Counteradvertising was first formally introduced in the United States by the Federal Trade Commission (FTC) in 1972, although the concept was not new. The FTC tried to persuade the Federal Communications Commission (FCC) on the need for counteradvertising air time to balance the views expressed by commercial sponsors on television broadcasts. The FCC did not openly accept this suggestion, however, several counteradvertising spots were produced in the 1970s.

Burt Lancaster acted as the talent for counteradvertising spots including Bayer aspirin and Chevrolet vehicles. These spots were counter-advocacy for these brands.

Those who supported this form of advertising claimed that it was necessary to combat advertisers and gain freedom of speech.Those who would be fiscally impacted by counteradvertising, mostly broadcasters and advertisers, opposed this form of advertising claiming that it would destroy the television industry. The momentum of counteradvertising was decreasingly significantly by 1976, because broadcasters and advertisers combated the issue. Some stations did still support counteradvertising, and the issue was often found in the courts.[2]
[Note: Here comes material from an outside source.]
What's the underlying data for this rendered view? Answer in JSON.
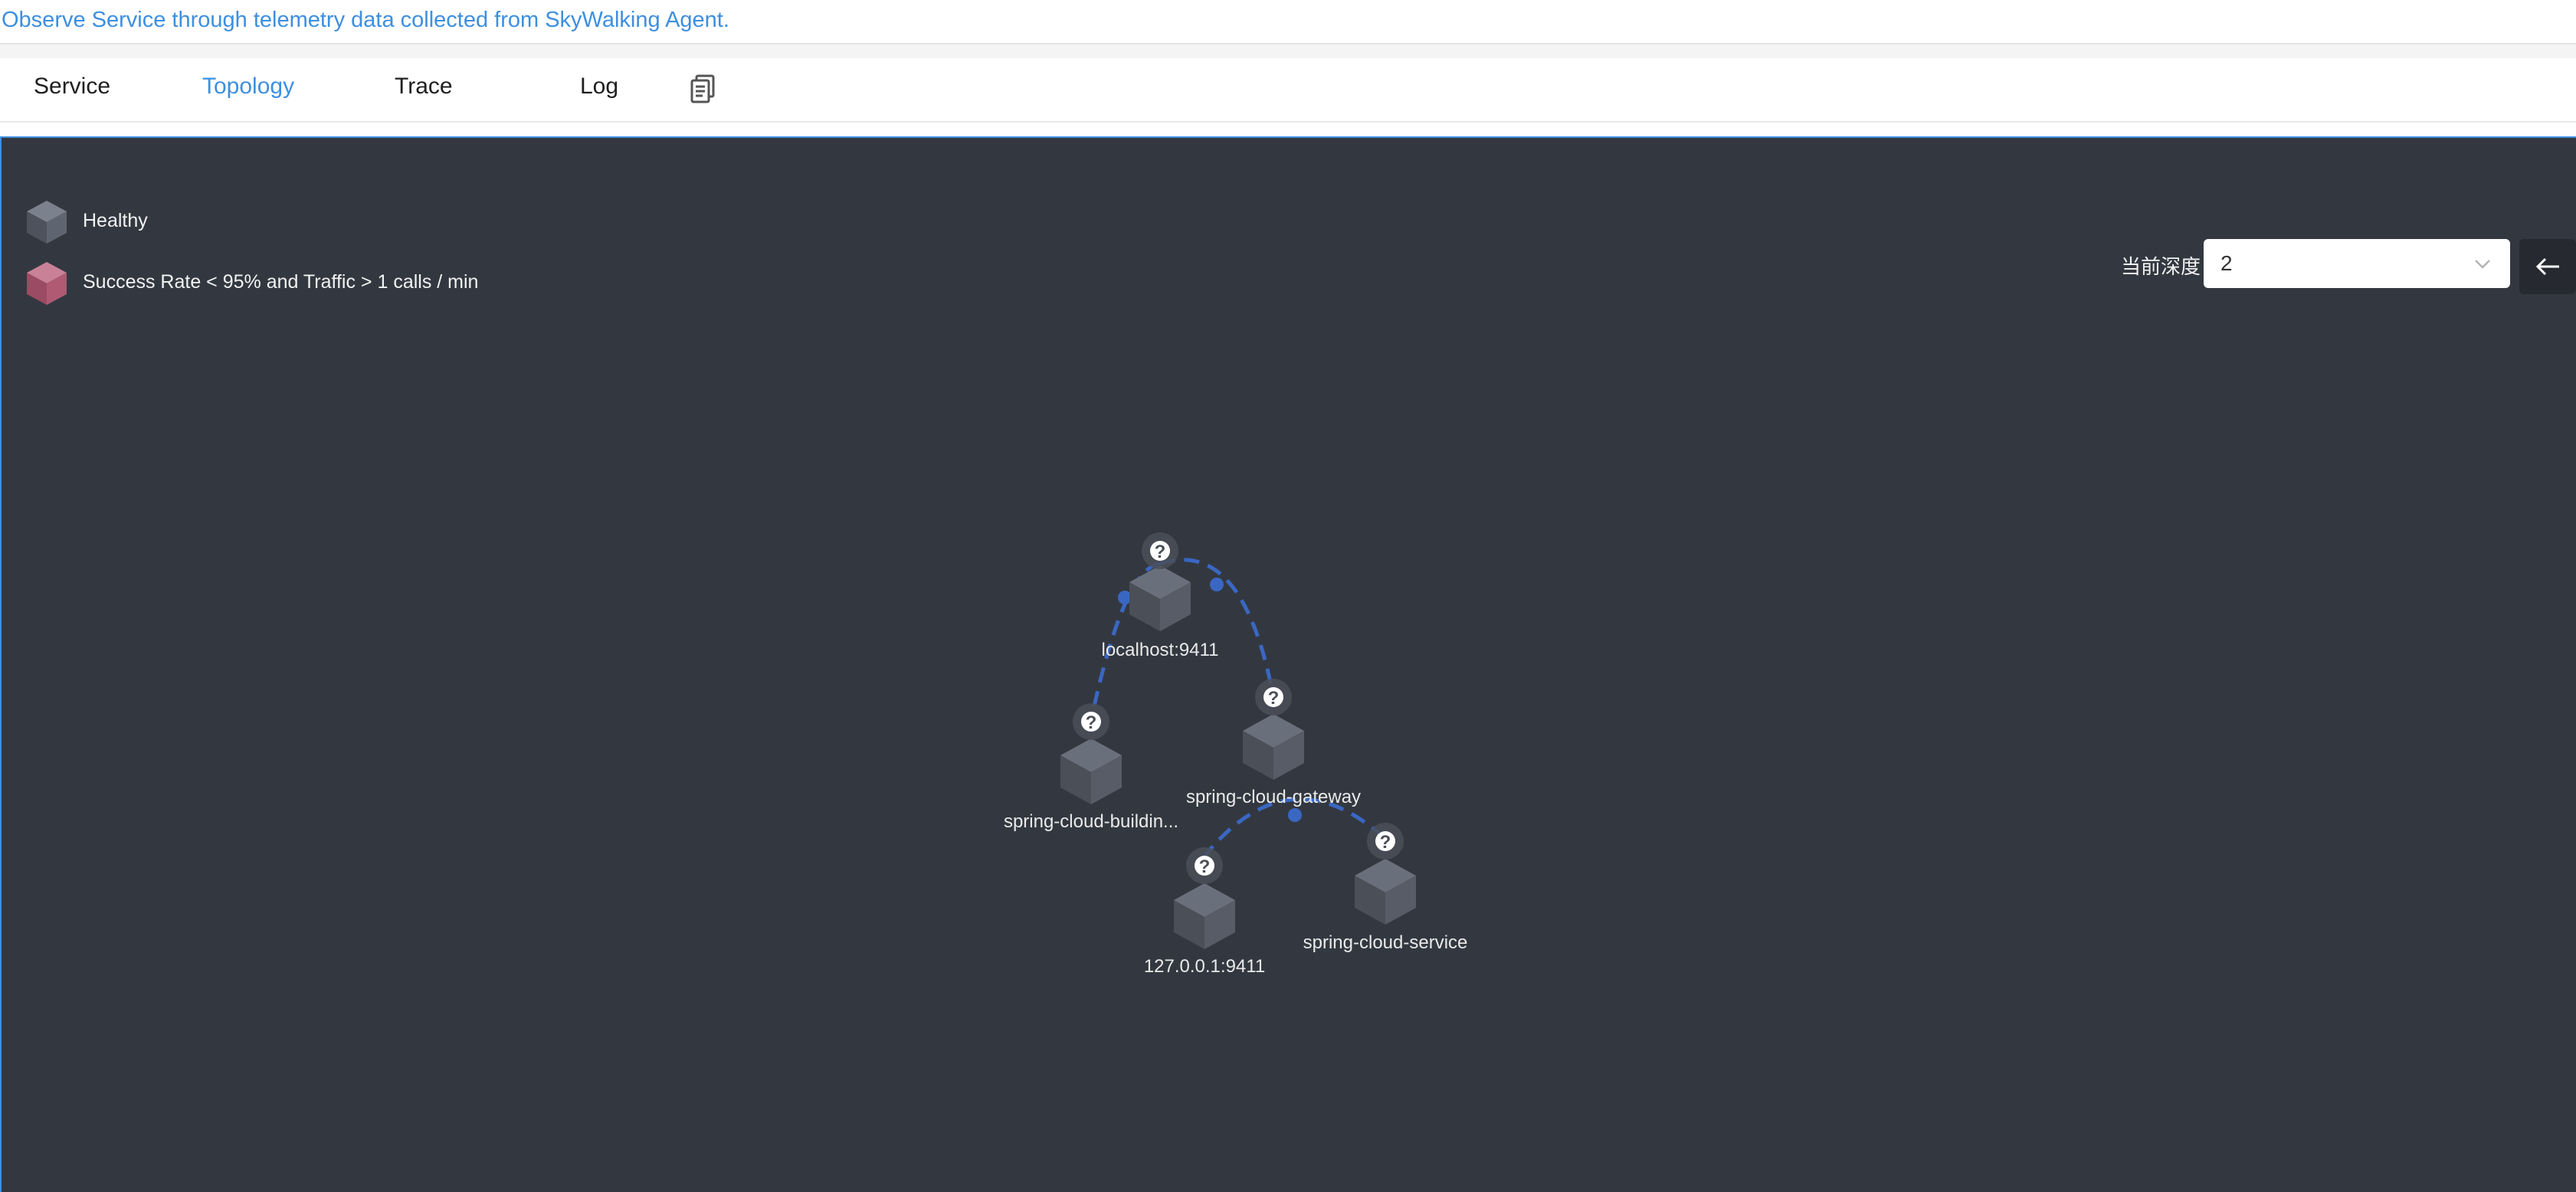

  1. ^ Lake, Laura. "Marketing Definition". Counteradvertising. Retrieved 28 April 2011. 
  2. ^ Sterling, Kittross, Christopher, John (1990). Stay Tuned: A Concise History of American Broadcasting. Wadsworth Publishing Company. pp. 395–396. ISBN 0-534-11905-0.